Start of Block

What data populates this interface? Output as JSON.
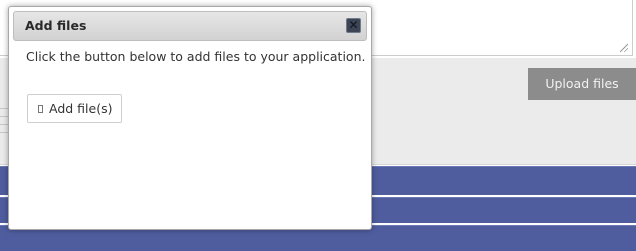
{
  "dialog": {
    "title": "Add files",
    "instruction": "Click the button below to add files to your application.",
    "add_button_label": "Add file(s)",
    "close_glyph": "✕"
  },
  "page": {
    "upload_button_label": "Upload files"
  },
  "icons": {
    "close": "close-icon",
    "add_file": "file-icon",
    "resize": "resize-grip-icon"
  },
  "colors": {
    "band": "#4f5d9e",
    "upload_button": "#8c8c8c",
    "panel": "#ebebeb",
    "close_button": "#3d4554"
  }
}
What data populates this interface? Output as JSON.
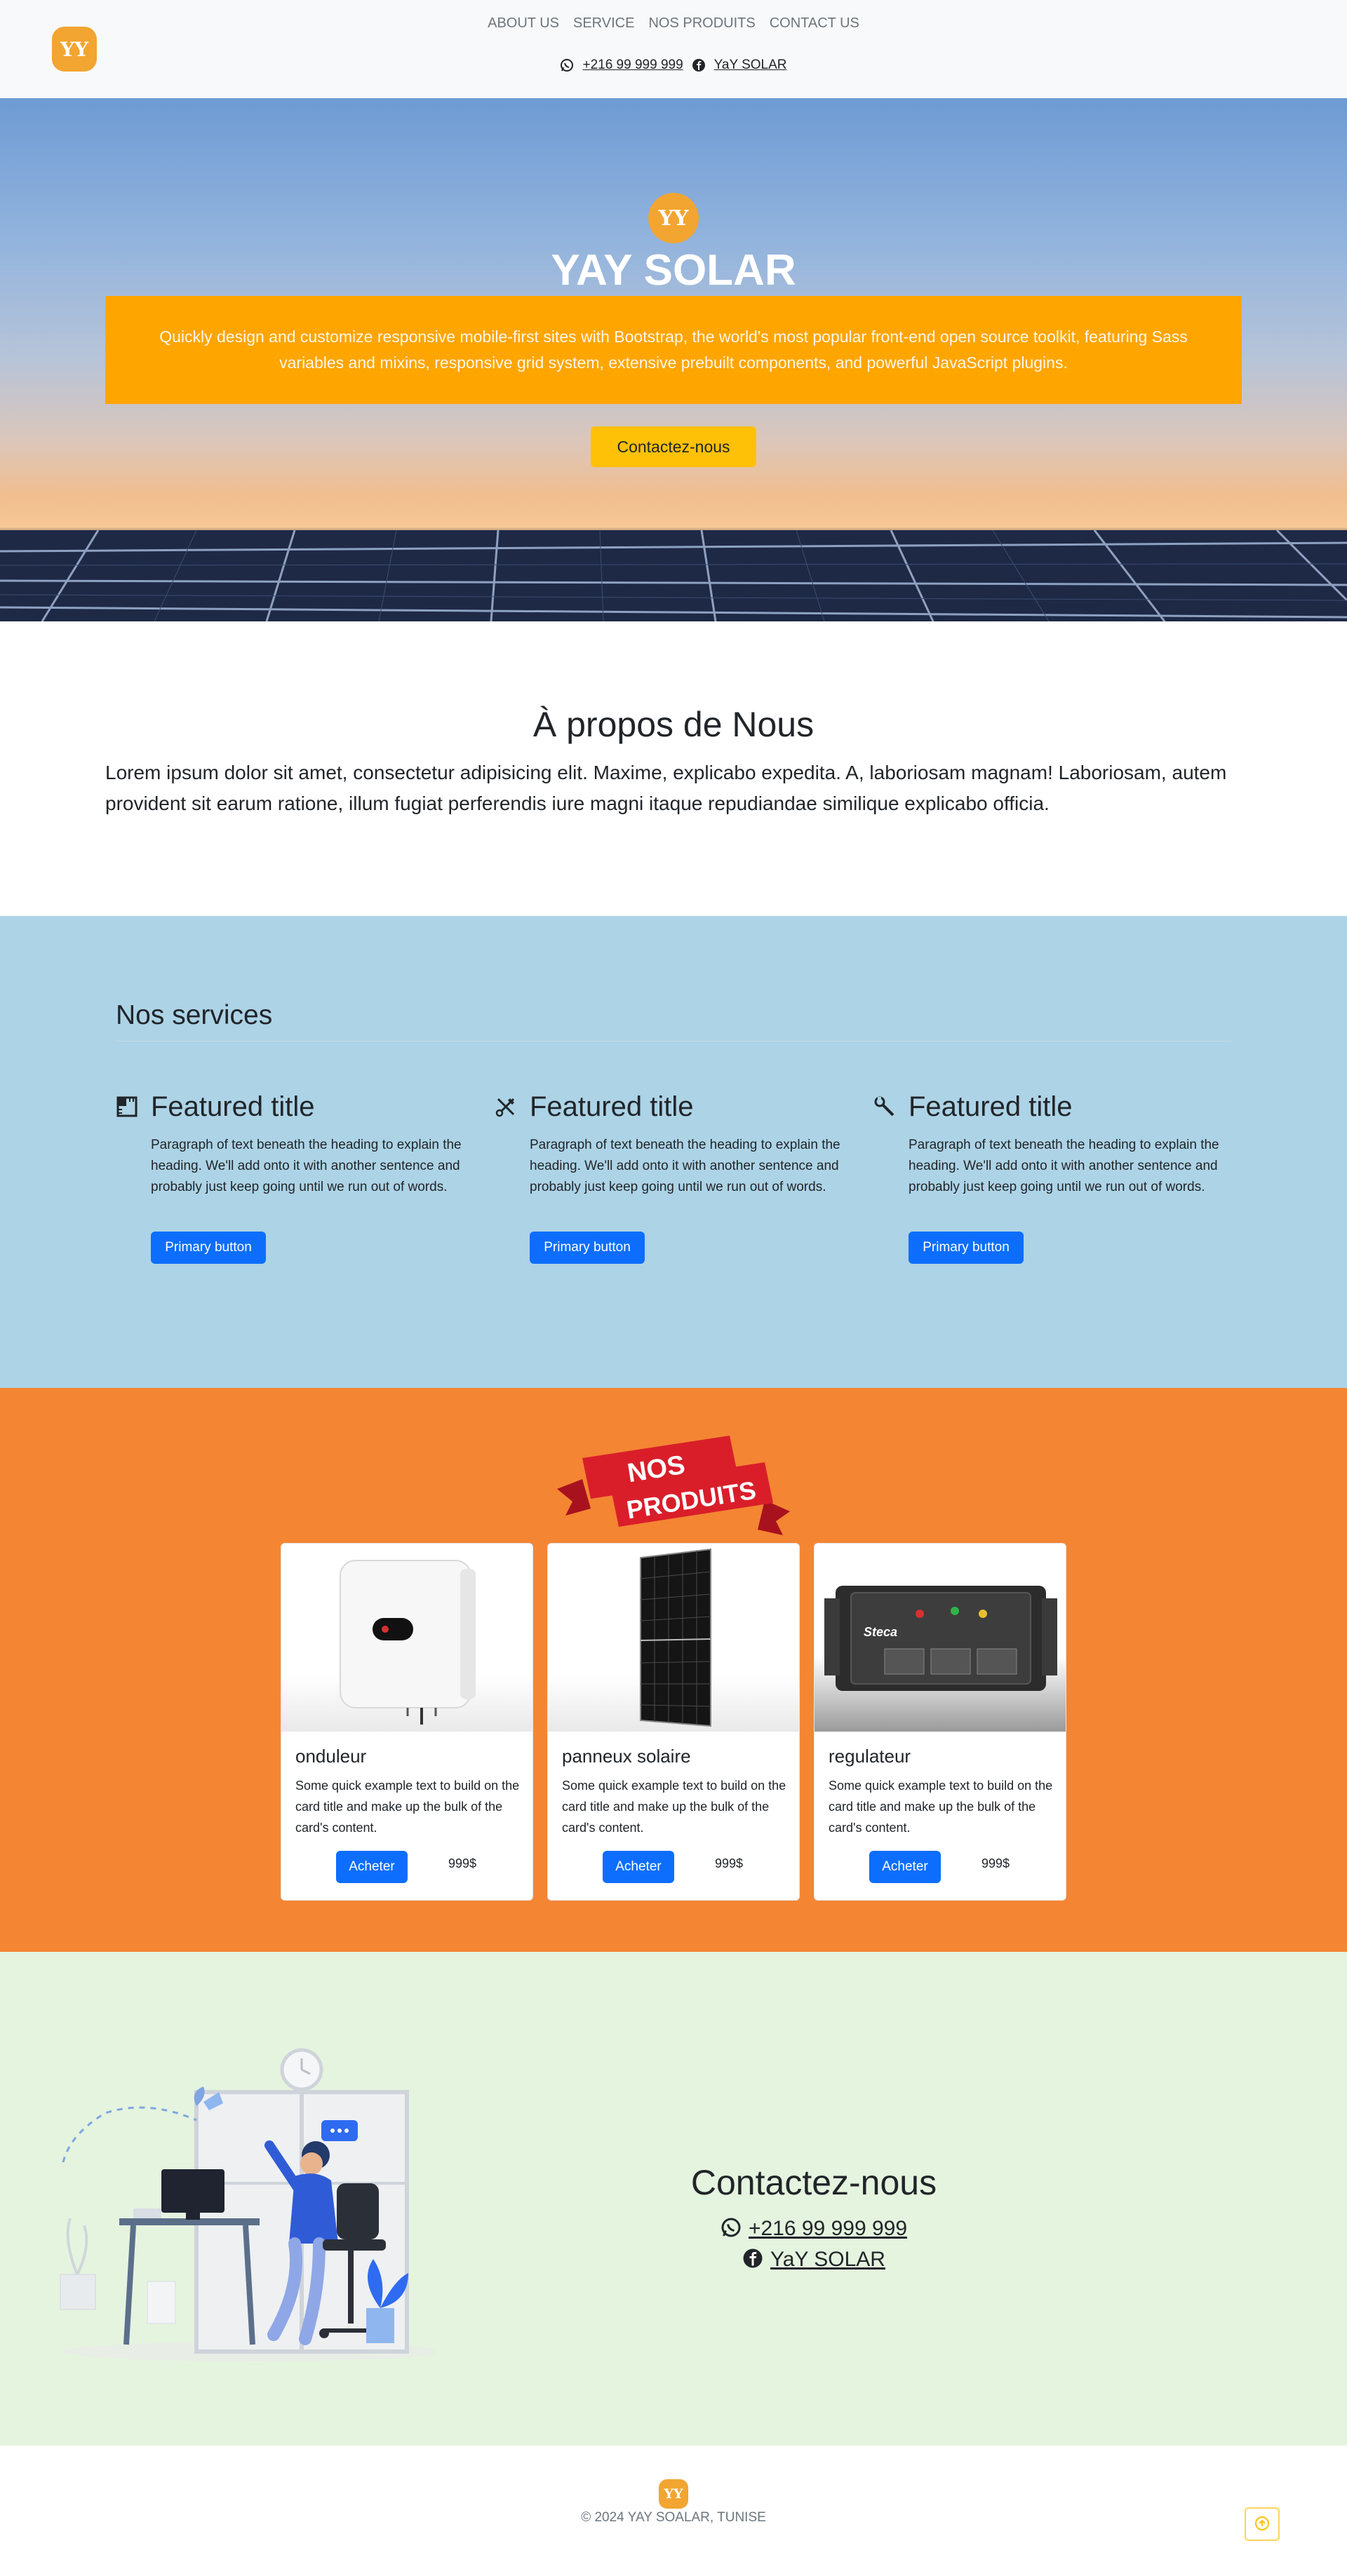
{
  "nav": {
    "logo_text": "YY",
    "links": [
      "ABOUT US",
      "SERVICE",
      "NOS PRODUITS",
      "CONTACT US"
    ],
    "phone": "+216 99 999 999",
    "facebook": "YaY SOLAR"
  },
  "hero": {
    "logo_text": "YY",
    "title": "YAY SOLAR",
    "lead": "Quickly design and customize responsive mobile-first sites with Bootstrap, the world's most popular front-end open source toolkit, featuring Sass variables and mixins, responsive grid system, extensive prebuilt components, and powerful JavaScript plugins.",
    "cta": "Contactez-nous"
  },
  "about": {
    "title": "À propos de Nous",
    "text": "Lorem ipsum dolor sit amet, consectetur adipisicing elit. Maxime, explicabo expedita. A, laboriosam magnam! Laboriosam, autem provident sit earum ratione, illum fugiat perferendis iure magni itaque repudiandae similique explicabo officia."
  },
  "services": {
    "title": "Nos services",
    "items": [
      {
        "icon": "ruler-icon",
        "title": "Featured title",
        "text": "Paragraph of text beneath the heading to explain the heading. We'll add onto it with another sentence and probably just keep going until we run out of words.",
        "button": "Primary button"
      },
      {
        "icon": "tools-icon",
        "title": "Featured title",
        "text": "Paragraph of text beneath the heading to explain the heading. We'll add onto it with another sentence and probably just keep going until we run out of words.",
        "button": "Primary button"
      },
      {
        "icon": "wrench-icon",
        "title": "Featured title",
        "text": "Paragraph of text beneath the heading to explain the heading. We'll add onto it with another sentence and probably just keep going until we run out of words.",
        "button": "Primary button"
      }
    ]
  },
  "products": {
    "ribbon_line1": "NOS",
    "ribbon_line2": "PRODUITS",
    "items": [
      {
        "title": "onduleur",
        "text": "Some quick example text to build on the card title and make up the bulk of the card's content.",
        "button": "Acheter",
        "price": "999$"
      },
      {
        "title": "panneux solaire",
        "text": "Some quick example text to build on the card title and make up the bulk of the card's content.",
        "button": "Acheter",
        "price": "999$"
      },
      {
        "title": "regulateur",
        "text": "Some quick example text to build on the card title and make up the bulk of the card's content.",
        "button": "Acheter",
        "price": "999$"
      }
    ],
    "regulator_brand": "Steca"
  },
  "contact": {
    "title": "Contactez-nous",
    "phone": "+216 99 999 999",
    "facebook": "YaY SOLAR"
  },
  "footer": {
    "logo_text": "YY",
    "copyright": "© 2024 YAY SOALAR, TUNISE"
  },
  "colors": {
    "accent_orange": "#ffa500",
    "cta_yellow": "#ffc107",
    "primary_blue": "#0d6efd",
    "services_bg": "#add3e6",
    "products_bg": "#f48533",
    "contact_bg": "#e5f4df"
  }
}
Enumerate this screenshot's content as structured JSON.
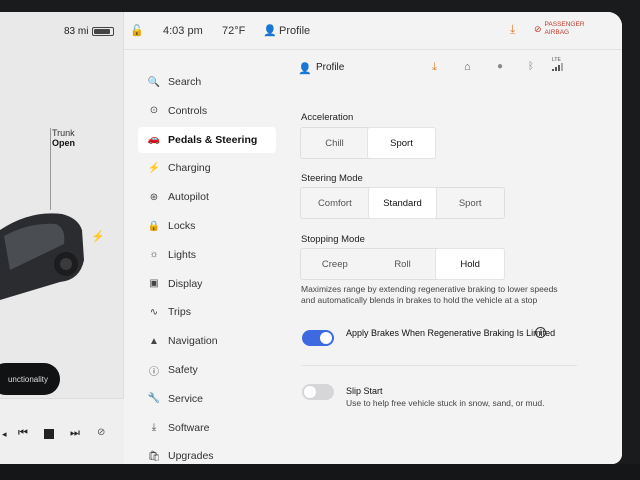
{
  "left_panel": {
    "range": "83 mi",
    "trunk_label": "Trunk",
    "trunk_status": "Open",
    "pill_text": "unctionality"
  },
  "status_bar": {
    "time": "4:03 pm",
    "temperature": "72°F",
    "profile_label": "Profile",
    "passenger_airbag_line1": "PASSENGER",
    "passenger_airbag_line2": "AIRBAG"
  },
  "sidebar": {
    "items": [
      {
        "label": "Search",
        "icon": "search-icon"
      },
      {
        "label": "Controls",
        "icon": "toggle-icon"
      },
      {
        "label": "Pedals & Steering",
        "icon": "car-icon"
      },
      {
        "label": "Charging",
        "icon": "bolt-icon"
      },
      {
        "label": "Autopilot",
        "icon": "steering-wheel-icon"
      },
      {
        "label": "Locks",
        "icon": "lock-icon"
      },
      {
        "label": "Lights",
        "icon": "sun-icon"
      },
      {
        "label": "Display",
        "icon": "display-icon"
      },
      {
        "label": "Trips",
        "icon": "trips-icon"
      },
      {
        "label": "Navigation",
        "icon": "navigation-icon"
      },
      {
        "label": "Safety",
        "icon": "safety-icon"
      },
      {
        "label": "Service",
        "icon": "wrench-icon"
      },
      {
        "label": "Software",
        "icon": "download-icon"
      },
      {
        "label": "Upgrades",
        "icon": "bag-icon"
      }
    ],
    "active": "Pedals & Steering"
  },
  "main": {
    "profile_label": "Profile",
    "lte_label": "LTE",
    "acceleration": {
      "title": "Acceleration",
      "options": [
        "Chill",
        "Sport"
      ],
      "selected": "Sport"
    },
    "steering_mode": {
      "title": "Steering Mode",
      "options": [
        "Comfort",
        "Standard",
        "Sport"
      ],
      "selected": "Standard"
    },
    "stopping_mode": {
      "title": "Stopping Mode",
      "options": [
        "Creep",
        "Roll",
        "Hold"
      ],
      "selected": "Hold",
      "description": "Maximizes range by extending regenerative braking to lower speeds and automatically blends in brakes to hold the vehicle at a stop"
    },
    "apply_brakes": {
      "label": "Apply Brakes When Regenerative Braking Is Limited",
      "enabled": true
    },
    "slip_start": {
      "label": "Slip Start",
      "description": "Use to help free vehicle stuck in snow, sand, or mud.",
      "enabled": false
    }
  },
  "colors": {
    "toggle_on": "#3e6ae1",
    "toggle_off": "#d6d6d8",
    "download_accent": "#e07a2c",
    "airbag_red": "#c23a2b"
  }
}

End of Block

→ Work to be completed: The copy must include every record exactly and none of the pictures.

→ Response to this exercise:
What data populates this interface? Output as JSON.
{
  "dialog": {
    "title": "Add files",
    "instruction": "Click the button below to add files to your application.",
    "add_button_label": "Add file(s)",
    "close_glyph": "✕"
  },
  "page": {
    "upload_button_label": "Upload files"
  },
  "icons": {
    "close": "close-icon",
    "add_file": "file-icon",
    "resize": "resize-grip-icon"
  },
  "colors": {
    "band": "#4f5d9e",
    "upload_button": "#8c8c8c",
    "panel": "#ebebeb",
    "close_button": "#3d4554"
  }
}
What data populates this interface? Output as JSON.
{
  "nav": {
    "logo_text": "YY",
    "links": [
      "ABOUT US",
      "SERVICE",
      "NOS PRODUITS",
      "CONTACT US"
    ],
    "phone": "+216 99 999 999",
    "facebook": "YaY SOLAR"
  },
  "hero": {
    "logo_text": "YY",
    "title": "YAY SOLAR",
    "lead": "Quickly design and customize responsive mobile-first sites with Bootstrap, the world's most popular front-end open source toolkit, featuring Sass variables and mixins, responsive grid system, extensive prebuilt components, and powerful JavaScript plugins.",
    "cta": "Contactez-nous"
  },
  "about": {
    "title": "À propos de Nous",
    "text": "Lorem ipsum dolor sit amet, consectetur adipisicing elit. Maxime, explicabo expedita. A, laboriosam magnam! Laboriosam, autem provident sit earum ratione, illum fugiat perferendis iure magni itaque repudiandae similique explicabo officia."
  },
  "services": {
    "title": "Nos services",
    "items": [
      {
        "icon": "ruler-icon",
        "title": "Featured title",
        "text": "Paragraph of text beneath the heading to explain the heading. We'll add onto it with another sentence and probably just keep going until we run out of words.",
        "button": "Primary button"
      },
      {
        "icon": "tools-icon",
        "title": "Featured title",
        "text": "Paragraph of text beneath the heading to explain the heading. We'll add onto it with another sentence and probably just keep going until we run out of words.",
        "button": "Primary button"
      },
      {
        "icon": "wrench-icon",
        "title": "Featured title",
        "text": "Paragraph of text beneath the heading to explain the heading. We'll add onto it with another sentence and probably just keep going until we run out of words.",
        "button": "Primary button"
      }
    ]
  },
  "products": {
    "ribbon_line1": "NOS",
    "ribbon_line2": "PRODUITS",
    "items": [
      {
        "title": "onduleur",
        "text": "Some quick example text to build on the card title and make up the bulk of the card's content.",
        "button": "Acheter",
        "price": "999$"
      },
      {
        "title": "panneux solaire",
        "text": "Some quick example text to build on the card title and make up the bulk of the card's content.",
        "button": "Acheter",
        "price": "999$"
      },
      {
        "title": "regulateur",
        "text": "Some quick example text to build on the card title and make up the bulk of the card's content.",
        "button": "Acheter",
        "price": "999$"
      }
    ],
    "regulator_brand": "Steca"
  },
  "contact": {
    "title": "Contactez-nous",
    "phone": "+216 99 999 999",
    "facebook": "YaY SOLAR"
  },
  "footer": {
    "logo_text": "YY",
    "copyright": "© 2024 YAY SOALAR, TUNISE"
  },
  "colors": {
    "accent_orange": "#ffa500",
    "cta_yellow": "#ffc107",
    "primary_blue": "#0d6efd",
    "services_bg": "#add3e6",
    "products_bg": "#f48533",
    "contact_bg": "#e5f4df"
  }
}
Enumerate this screenshot's content as structured JSON.
{
  "left_panel": {
    "range": "83 mi",
    "trunk_label": "Trunk",
    "trunk_status": "Open",
    "pill_text": "unctionality"
  },
  "status_bar": {
    "time": "4:03 pm",
    "temperature": "72°F",
    "profile_label": "Profile",
    "passenger_airbag_line1": "PASSENGER",
    "passenger_airbag_line2": "AIRBAG"
  },
  "sidebar": {
    "items": [
      {
        "label": "Search",
        "icon": "search-icon"
      },
      {
        "label": "Controls",
        "icon": "toggle-icon"
      },
      {
        "label": "Pedals & Steering",
        "icon": "car-icon"
      },
      {
        "label": "Charging",
        "icon": "bolt-icon"
      },
      {
        "label": "Autopilot",
        "icon": "steering-wheel-icon"
      },
      {
        "label": "Locks",
        "icon": "lock-icon"
      },
      {
        "label": "Lights",
        "icon": "sun-icon"
      },
      {
        "label": "Display",
        "icon": "display-icon"
      },
      {
        "label": "Trips",
        "icon": "trips-icon"
      },
      {
        "label": "Navigation",
        "icon": "navigation-icon"
      },
      {
        "label": "Safety",
        "icon": "safety-icon"
      },
      {
        "label": "Service",
        "icon": "wrench-icon"
      },
      {
        "label": "Software",
        "icon": "download-icon"
      },
      {
        "label": "Upgrades",
        "icon": "bag-icon"
      }
    ],
    "active": "Pedals & Steering"
  },
  "main": {
    "profile_label": "Profile",
    "lte_label": "LTE",
    "acceleration": {
      "title": "Acceleration",
      "options": [
        "Chill",
        "Sport"
      ],
      "selected": "Sport"
    },
    "steering_mode": {
      "title": "Steering Mode",
      "options": [
        "Comfort",
        "Standard",
        "Sport"
      ],
      "selected": "Standard"
    },
    "stopping_mode": {
      "title": "Stopping Mode",
      "options": [
        "Creep",
        "Roll",
        "Hold"
      ],
      "selected": "Hold",
      "description": "Maximizes range by extending regenerative braking to lower speeds and automatically blends in brakes to hold the vehicle at a stop"
    },
    "apply_brakes": {
      "label": "Apply Brakes When Regenerative Braking Is Limited",
      "enabled": true
    },
    "slip_start": {
      "label": "Slip Start",
      "description": "Use to help free vehicle stuck in snow, sand, or mud.",
      "enabled": false
    }
  },
  "colors": {
    "toggle_on": "#3e6ae1",
    "toggle_off": "#d6d6d8",
    "download_accent": "#e07a2c",
    "airbag_red": "#c23a2b"
  }
}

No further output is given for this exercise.